▶ **SUPPLIED RECORDS**
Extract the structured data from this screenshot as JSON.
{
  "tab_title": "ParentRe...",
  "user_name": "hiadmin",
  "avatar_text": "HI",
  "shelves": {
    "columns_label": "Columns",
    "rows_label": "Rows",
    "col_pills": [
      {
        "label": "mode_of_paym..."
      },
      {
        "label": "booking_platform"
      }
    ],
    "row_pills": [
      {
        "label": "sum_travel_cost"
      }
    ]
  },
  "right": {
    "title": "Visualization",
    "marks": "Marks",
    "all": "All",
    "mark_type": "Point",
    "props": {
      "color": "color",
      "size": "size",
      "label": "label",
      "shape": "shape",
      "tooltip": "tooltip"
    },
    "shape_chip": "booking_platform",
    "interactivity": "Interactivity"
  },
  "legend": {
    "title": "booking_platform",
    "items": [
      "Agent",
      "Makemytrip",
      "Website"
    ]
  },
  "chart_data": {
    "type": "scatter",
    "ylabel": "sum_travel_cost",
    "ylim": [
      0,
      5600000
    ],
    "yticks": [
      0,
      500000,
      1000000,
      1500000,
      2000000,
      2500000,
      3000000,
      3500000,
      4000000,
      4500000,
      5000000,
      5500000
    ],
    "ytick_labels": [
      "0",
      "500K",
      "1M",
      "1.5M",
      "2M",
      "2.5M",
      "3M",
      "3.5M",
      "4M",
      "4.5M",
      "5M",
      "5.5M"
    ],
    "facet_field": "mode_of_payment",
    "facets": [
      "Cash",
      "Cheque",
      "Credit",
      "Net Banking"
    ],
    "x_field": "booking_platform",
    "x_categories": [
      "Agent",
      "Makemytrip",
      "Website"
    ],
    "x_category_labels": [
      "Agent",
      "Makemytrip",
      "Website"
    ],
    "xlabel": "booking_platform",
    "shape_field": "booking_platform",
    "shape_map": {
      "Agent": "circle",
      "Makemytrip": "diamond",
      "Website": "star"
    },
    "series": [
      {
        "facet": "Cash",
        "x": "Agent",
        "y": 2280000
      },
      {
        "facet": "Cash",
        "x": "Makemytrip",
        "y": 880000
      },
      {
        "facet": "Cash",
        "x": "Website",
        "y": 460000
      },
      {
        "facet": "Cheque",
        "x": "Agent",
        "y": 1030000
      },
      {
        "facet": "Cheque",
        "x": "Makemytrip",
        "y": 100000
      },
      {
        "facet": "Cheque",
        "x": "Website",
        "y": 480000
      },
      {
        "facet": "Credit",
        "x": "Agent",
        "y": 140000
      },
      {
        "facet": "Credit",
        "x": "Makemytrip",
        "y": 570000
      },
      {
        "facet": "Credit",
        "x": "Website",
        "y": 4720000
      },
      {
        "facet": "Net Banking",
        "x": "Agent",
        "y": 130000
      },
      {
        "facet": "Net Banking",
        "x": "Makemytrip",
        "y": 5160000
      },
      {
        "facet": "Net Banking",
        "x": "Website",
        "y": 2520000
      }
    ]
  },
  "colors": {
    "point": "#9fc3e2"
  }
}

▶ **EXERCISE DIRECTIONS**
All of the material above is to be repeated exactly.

▶ **SOLUTION FOR THIS TASK**
Extract the structured data from this screenshot as JSON.
{
  "tab_title": "ParentRe...",
  "user_name": "hiadmin",
  "avatar_text": "HI",
  "shelves": {
    "columns_label": "Columns",
    "rows_label": "Rows",
    "col_pills": [
      {
        "label": "mode_of_paym..."
      },
      {
        "label": "booking_platform"
      }
    ],
    "row_pills": [
      {
        "label": "sum_travel_cost"
      }
    ]
  },
  "right": {
    "title": "Visualization",
    "marks": "Marks",
    "all": "All",
    "mark_type": "Point",
    "props": {
      "color": "color",
      "size": "size",
      "label": "label",
      "shape": "shape",
      "tooltip": "tooltip"
    },
    "shape_chip": "booking_platform",
    "interactivity": "Interactivity"
  },
  "legend": {
    "title": "booking_platform",
    "items": [
      "Agent",
      "Makemytrip",
      "Website"
    ]
  },
  "chart_data": {
    "type": "scatter",
    "ylabel": "sum_travel_cost",
    "ylim": [
      0,
      5600000
    ],
    "yticks": [
      0,
      500000,
      1000000,
      1500000,
      2000000,
      2500000,
      3000000,
      3500000,
      4000000,
      4500000,
      5000000,
      5500000
    ],
    "ytick_labels": [
      "0",
      "500K",
      "1M",
      "1.5M",
      "2M",
      "2.5M",
      "3M",
      "3.5M",
      "4M",
      "4.5M",
      "5M",
      "5.5M"
    ],
    "facet_field": "mode_of_payment",
    "facets": [
      "Cash",
      "Cheque",
      "Credit",
      "Net Banking"
    ],
    "x_field": "booking_platform",
    "x_categories": [
      "Agent",
      "Makemytrip",
      "Website"
    ],
    "x_category_labels": [
      "Agent",
      "Makemytrip",
      "Website"
    ],
    "xlabel": "booking_platform",
    "shape_field": "booking_platform",
    "shape_map": {
      "Agent": "circle",
      "Makemytrip": "diamond",
      "Website": "star"
    },
    "series": [
      {
        "facet": "Cash",
        "x": "Agent",
        "y": 2280000
      },
      {
        "facet": "Cash",
        "x": "Makemytrip",
        "y": 880000
      },
      {
        "facet": "Cash",
        "x": "Website",
        "y": 460000
      },
      {
        "facet": "Cheque",
        "x": "Agent",
        "y": 1030000
      },
      {
        "facet": "Cheque",
        "x": "Makemytrip",
        "y": 100000
      },
      {
        "facet": "Cheque",
        "x": "Website",
        "y": 480000
      },
      {
        "facet": "Credit",
        "x": "Agent",
        "y": 140000
      },
      {
        "facet": "Credit",
        "x": "Makemytrip",
        "y": 570000
      },
      {
        "facet": "Credit",
        "x": "Website",
        "y": 4720000
      },
      {
        "facet": "Net Banking",
        "x": "Agent",
        "y": 130000
      },
      {
        "facet": "Net Banking",
        "x": "Makemytrip",
        "y": 5160000
      },
      {
        "facet": "Net Banking",
        "x": "Website",
        "y": 2520000
      }
    ]
  },
  "colors": {
    "point": "#9fc3e2"
  }
}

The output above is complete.